═════ RECORDS TO PROCESS

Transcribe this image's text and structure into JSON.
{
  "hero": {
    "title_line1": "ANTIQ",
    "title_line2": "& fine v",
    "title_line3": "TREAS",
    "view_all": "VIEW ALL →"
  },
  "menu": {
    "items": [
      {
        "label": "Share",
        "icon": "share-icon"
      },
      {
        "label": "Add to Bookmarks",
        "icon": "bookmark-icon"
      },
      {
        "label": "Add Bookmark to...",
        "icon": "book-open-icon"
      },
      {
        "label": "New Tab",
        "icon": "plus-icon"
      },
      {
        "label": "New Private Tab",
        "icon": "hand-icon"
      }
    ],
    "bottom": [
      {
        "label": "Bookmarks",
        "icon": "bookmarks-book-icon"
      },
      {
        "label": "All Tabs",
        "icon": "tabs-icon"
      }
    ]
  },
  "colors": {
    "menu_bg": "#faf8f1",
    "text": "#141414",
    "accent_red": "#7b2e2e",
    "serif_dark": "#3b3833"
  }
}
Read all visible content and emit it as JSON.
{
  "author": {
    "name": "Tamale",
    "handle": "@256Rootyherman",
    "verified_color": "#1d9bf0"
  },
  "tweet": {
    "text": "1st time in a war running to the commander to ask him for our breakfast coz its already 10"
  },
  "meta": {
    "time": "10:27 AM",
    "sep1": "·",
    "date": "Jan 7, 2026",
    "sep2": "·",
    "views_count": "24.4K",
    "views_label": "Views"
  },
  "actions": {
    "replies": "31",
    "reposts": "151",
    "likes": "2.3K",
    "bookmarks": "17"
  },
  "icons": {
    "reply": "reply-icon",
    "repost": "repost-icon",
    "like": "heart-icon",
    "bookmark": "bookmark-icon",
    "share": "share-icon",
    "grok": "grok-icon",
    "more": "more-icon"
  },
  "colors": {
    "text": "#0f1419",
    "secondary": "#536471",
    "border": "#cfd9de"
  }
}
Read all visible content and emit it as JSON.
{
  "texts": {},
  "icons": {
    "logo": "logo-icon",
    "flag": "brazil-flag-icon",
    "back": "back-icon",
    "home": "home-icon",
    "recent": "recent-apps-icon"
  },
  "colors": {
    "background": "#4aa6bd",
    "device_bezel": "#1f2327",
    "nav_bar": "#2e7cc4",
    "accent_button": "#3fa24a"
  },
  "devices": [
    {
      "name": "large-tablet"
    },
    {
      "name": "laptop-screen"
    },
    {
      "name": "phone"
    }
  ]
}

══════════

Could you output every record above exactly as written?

Transcribe this image's text and structure into JSON.
{
  "hero": {
    "title_line1": "ANTIQ",
    "title_line2": "& fine v",
    "title_line3": "TREAS",
    "view_all": "VIEW ALL →"
  },
  "menu": {
    "items": [
      {
        "label": "Share",
        "icon": "share-icon"
      },
      {
        "label": "Add to Bookmarks",
        "icon": "bookmark-icon"
      },
      {
        "label": "Add Bookmark to...",
        "icon": "book-open-icon"
      },
      {
        "label": "New Tab",
        "icon": "plus-icon"
      },
      {
        "label": "New Private Tab",
        "icon": "hand-icon"
      }
    ],
    "bottom": [
      {
        "label": "Bookmarks",
        "icon": "bookmarks-book-icon"
      },
      {
        "label": "All Tabs",
        "icon": "tabs-icon"
      }
    ]
  },
  "colors": {
    "menu_bg": "#faf8f1",
    "text": "#141414",
    "accent_red": "#7b2e2e",
    "serif_dark": "#3b3833"
  }
}
Read all visible content and emit it as JSON.
{
  "author": {
    "name": "Tamale",
    "handle": "@256Rootyherman",
    "verified_color": "#1d9bf0"
  },
  "tweet": {
    "text": "1st time in a war running to the commander to ask him for our breakfast coz its already 10"
  },
  "meta": {
    "time": "10:27 AM",
    "sep1": "·",
    "date": "Jan 7, 2026",
    "sep2": "·",
    "views_count": "24.4K",
    "views_label": "Views"
  },
  "actions": {
    "replies": "31",
    "reposts": "151",
    "likes": "2.3K",
    "bookmarks": "17"
  },
  "icons": {
    "reply": "reply-icon",
    "repost": "repost-icon",
    "like": "heart-icon",
    "bookmark": "bookmark-icon",
    "share": "share-icon",
    "grok": "grok-icon",
    "more": "more-icon"
  },
  "colors": {
    "text": "#0f1419",
    "secondary": "#536471",
    "border": "#cfd9de"
  }
}
Read all visible content and emit it as JSON.
{
  "texts": {},
  "icons": {
    "logo": "logo-icon",
    "flag": "brazil-flag-icon",
    "back": "back-icon",
    "home": "home-icon",
    "recent": "recent-apps-icon"
  },
  "colors": {
    "background": "#4aa6bd",
    "device_bezel": "#1f2327",
    "nav_bar": "#2e7cc4",
    "accent_button": "#3fa24a"
  },
  "devices": [
    {
      "name": "large-tablet"
    },
    {
      "name": "laptop-screen"
    },
    {
      "name": "phone"
    }
  ]
}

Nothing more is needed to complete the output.